Task directions => Repeat the data that follows, keeping every character intact.

Material for this task =>
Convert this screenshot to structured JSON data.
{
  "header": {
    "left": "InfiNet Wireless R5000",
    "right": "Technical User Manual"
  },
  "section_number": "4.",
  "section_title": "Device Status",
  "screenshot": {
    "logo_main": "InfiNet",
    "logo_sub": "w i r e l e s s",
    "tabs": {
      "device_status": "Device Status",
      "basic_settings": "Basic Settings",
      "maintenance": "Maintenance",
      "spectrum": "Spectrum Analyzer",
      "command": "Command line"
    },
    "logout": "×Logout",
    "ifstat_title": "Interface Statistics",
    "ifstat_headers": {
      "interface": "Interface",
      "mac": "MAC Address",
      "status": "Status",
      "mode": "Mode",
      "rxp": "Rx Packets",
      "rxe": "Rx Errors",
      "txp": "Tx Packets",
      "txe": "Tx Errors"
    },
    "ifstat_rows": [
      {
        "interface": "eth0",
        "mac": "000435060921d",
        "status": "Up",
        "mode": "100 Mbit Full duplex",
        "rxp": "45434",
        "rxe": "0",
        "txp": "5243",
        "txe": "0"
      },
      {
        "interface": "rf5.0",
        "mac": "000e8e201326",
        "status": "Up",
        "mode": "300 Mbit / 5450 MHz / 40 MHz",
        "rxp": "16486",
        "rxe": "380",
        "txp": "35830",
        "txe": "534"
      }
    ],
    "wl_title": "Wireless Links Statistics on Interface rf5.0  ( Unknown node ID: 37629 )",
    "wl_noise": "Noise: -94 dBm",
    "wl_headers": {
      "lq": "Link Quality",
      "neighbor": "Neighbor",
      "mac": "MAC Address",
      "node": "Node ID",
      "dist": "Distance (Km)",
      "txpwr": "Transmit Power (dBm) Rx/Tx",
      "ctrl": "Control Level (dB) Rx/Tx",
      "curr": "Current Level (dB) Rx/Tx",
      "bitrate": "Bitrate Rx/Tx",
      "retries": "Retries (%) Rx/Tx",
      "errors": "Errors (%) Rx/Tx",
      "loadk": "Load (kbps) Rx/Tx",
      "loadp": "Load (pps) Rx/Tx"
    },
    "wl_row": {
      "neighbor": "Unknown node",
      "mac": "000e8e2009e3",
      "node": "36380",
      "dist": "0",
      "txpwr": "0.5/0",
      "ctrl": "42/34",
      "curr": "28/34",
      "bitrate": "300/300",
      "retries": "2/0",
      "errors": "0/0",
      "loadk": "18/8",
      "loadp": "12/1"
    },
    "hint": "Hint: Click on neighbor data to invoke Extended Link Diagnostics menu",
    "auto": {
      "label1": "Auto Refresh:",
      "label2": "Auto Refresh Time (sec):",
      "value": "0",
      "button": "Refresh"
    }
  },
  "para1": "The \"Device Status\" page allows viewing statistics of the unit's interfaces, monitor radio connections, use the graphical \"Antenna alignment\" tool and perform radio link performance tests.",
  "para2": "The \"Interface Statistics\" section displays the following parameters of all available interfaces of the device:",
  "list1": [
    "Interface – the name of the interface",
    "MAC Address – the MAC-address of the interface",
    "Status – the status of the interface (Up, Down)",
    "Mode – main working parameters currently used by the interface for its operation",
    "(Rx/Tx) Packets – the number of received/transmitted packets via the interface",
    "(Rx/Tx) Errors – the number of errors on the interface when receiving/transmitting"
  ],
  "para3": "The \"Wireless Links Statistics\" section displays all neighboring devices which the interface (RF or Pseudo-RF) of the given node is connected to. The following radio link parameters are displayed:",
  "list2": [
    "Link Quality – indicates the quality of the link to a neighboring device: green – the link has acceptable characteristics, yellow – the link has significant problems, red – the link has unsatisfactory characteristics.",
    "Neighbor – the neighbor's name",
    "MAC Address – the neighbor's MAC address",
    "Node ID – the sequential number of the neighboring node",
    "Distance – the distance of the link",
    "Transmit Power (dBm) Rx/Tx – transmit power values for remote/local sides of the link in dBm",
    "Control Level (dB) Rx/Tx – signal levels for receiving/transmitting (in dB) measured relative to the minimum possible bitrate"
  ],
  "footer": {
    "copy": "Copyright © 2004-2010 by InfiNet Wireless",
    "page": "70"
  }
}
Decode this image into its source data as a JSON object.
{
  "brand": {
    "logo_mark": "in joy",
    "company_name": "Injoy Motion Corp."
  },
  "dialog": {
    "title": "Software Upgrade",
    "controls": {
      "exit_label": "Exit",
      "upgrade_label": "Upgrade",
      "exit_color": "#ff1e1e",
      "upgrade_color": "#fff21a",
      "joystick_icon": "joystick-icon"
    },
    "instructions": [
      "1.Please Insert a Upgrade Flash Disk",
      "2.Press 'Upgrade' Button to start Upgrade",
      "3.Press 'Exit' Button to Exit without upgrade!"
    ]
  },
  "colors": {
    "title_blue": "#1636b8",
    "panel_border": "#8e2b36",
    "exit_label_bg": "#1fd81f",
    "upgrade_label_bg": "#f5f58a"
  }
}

Response area =>
Convert this screenshot to structured JSON data.
{
  "header": {
    "left": "InfiNet Wireless R5000",
    "right": "Technical User Manual"
  },
  "section_number": "4.",
  "section_title": "Device Status",
  "screenshot": {
    "logo_main": "InfiNet",
    "logo_sub": "w i r e l e s s",
    "tabs": {
      "device_status": "Device Status",
      "basic_settings": "Basic Settings",
      "maintenance": "Maintenance",
      "spectrum": "Spectrum Analyzer",
      "command": "Command line"
    },
    "logout": "×Logout",
    "ifstat_title": "Interface Statistics",
    "ifstat_headers": {
      "interface": "Interface",
      "mac": "MAC Address",
      "status": "Status",
      "mode": "Mode",
      "rxp": "Rx Packets",
      "rxe": "Rx Errors",
      "txp": "Tx Packets",
      "txe": "Tx Errors"
    },
    "ifstat_rows": [
      {
        "interface": "eth0",
        "mac": "000435060921d",
        "status": "Up",
        "mode": "100 Mbit Full duplex",
        "rxp": "45434",
        "rxe": "0",
        "txp": "5243",
        "txe": "0"
      },
      {
        "interface": "rf5.0",
        "mac": "000e8e201326",
        "status": "Up",
        "mode": "300 Mbit / 5450 MHz / 40 MHz",
        "rxp": "16486",
        "rxe": "380",
        "txp": "35830",
        "txe": "534"
      }
    ],
    "wl_title": "Wireless Links Statistics on Interface rf5.0  ( Unknown node ID: 37629 )",
    "wl_noise": "Noise: -94 dBm",
    "wl_headers": {
      "lq": "Link Quality",
      "neighbor": "Neighbor",
      "mac": "MAC Address",
      "node": "Node ID",
      "dist": "Distance (Km)",
      "txpwr": "Transmit Power (dBm) Rx/Tx",
      "ctrl": "Control Level (dB) Rx/Tx",
      "curr": "Current Level (dB) Rx/Tx",
      "bitrate": "Bitrate Rx/Tx",
      "retries": "Retries (%) Rx/Tx",
      "errors": "Errors (%) Rx/Tx",
      "loadk": "Load (kbps) Rx/Tx",
      "loadp": "Load (pps) Rx/Tx"
    },
    "wl_row": {
      "neighbor": "Unknown node",
      "mac": "000e8e2009e3",
      "node": "36380",
      "dist": "0",
      "txpwr": "0.5/0",
      "ctrl": "42/34",
      "curr": "28/34",
      "bitrate": "300/300",
      "retries": "2/0",
      "errors": "0/0",
      "loadk": "18/8",
      "loadp": "12/1"
    },
    "hint": "Hint: Click on neighbor data to invoke Extended Link Diagnostics menu",
    "auto": {
      "label1": "Auto Refresh:",
      "label2": "Auto Refresh Time (sec):",
      "value": "0",
      "button": "Refresh"
    }
  },
  "para1": "The \"Device Status\" page allows viewing statistics of the unit's interfaces, monitor radio connections, use the graphical \"Antenna alignment\" tool and perform radio link performance tests.",
  "para2": "The \"Interface Statistics\" section displays the following parameters of all available interfaces of the device:",
  "list1": [
    "Interface – the name of the interface",
    "MAC Address – the MAC-address of the interface",
    "Status – the status of the interface (Up, Down)",
    "Mode – main working parameters currently used by the interface for its operation",
    "(Rx/Tx) Packets – the number of received/transmitted packets via the interface",
    "(Rx/Tx) Errors – the number of errors on the interface when receiving/transmitting"
  ],
  "para3": "The \"Wireless Links Statistics\" section displays all neighboring devices which the interface (RF or Pseudo-RF) of the given node is connected to. The following radio link parameters are displayed:",
  "list2": [
    "Link Quality – indicates the quality of the link to a neighboring device: green – the link has acceptable characteristics, yellow – the link has significant problems, red – the link has unsatisfactory characteristics.",
    "Neighbor – the neighbor's name",
    "MAC Address – the neighbor's MAC address",
    "Node ID – the sequential number of the neighboring node",
    "Distance – the distance of the link",
    "Transmit Power (dBm) Rx/Tx – transmit power values for remote/local sides of the link in dBm",
    "Control Level (dB) Rx/Tx – signal levels for receiving/transmitting (in dB) measured relative to the minimum possible bitrate"
  ],
  "footer": {
    "copy": "Copyright © 2004-2010 by InfiNet Wireless",
    "page": "70"
  }
}
Decode this image into its source data as a JSON object.
{
  "brand": {
    "logo_mark": "in joy",
    "company_name": "Injoy Motion Corp."
  },
  "dialog": {
    "title": "Software Upgrade",
    "controls": {
      "exit_label": "Exit",
      "upgrade_label": "Upgrade",
      "exit_color": "#ff1e1e",
      "upgrade_color": "#fff21a",
      "joystick_icon": "joystick-icon"
    },
    "instructions": [
      "1.Please Insert a Upgrade Flash Disk",
      "2.Press 'Upgrade' Button to start Upgrade",
      "3.Press 'Exit' Button to Exit without upgrade!"
    ]
  },
  "colors": {
    "title_blue": "#1636b8",
    "panel_border": "#8e2b36",
    "exit_label_bg": "#1fd81f",
    "upgrade_label_bg": "#f5f58a"
  }
}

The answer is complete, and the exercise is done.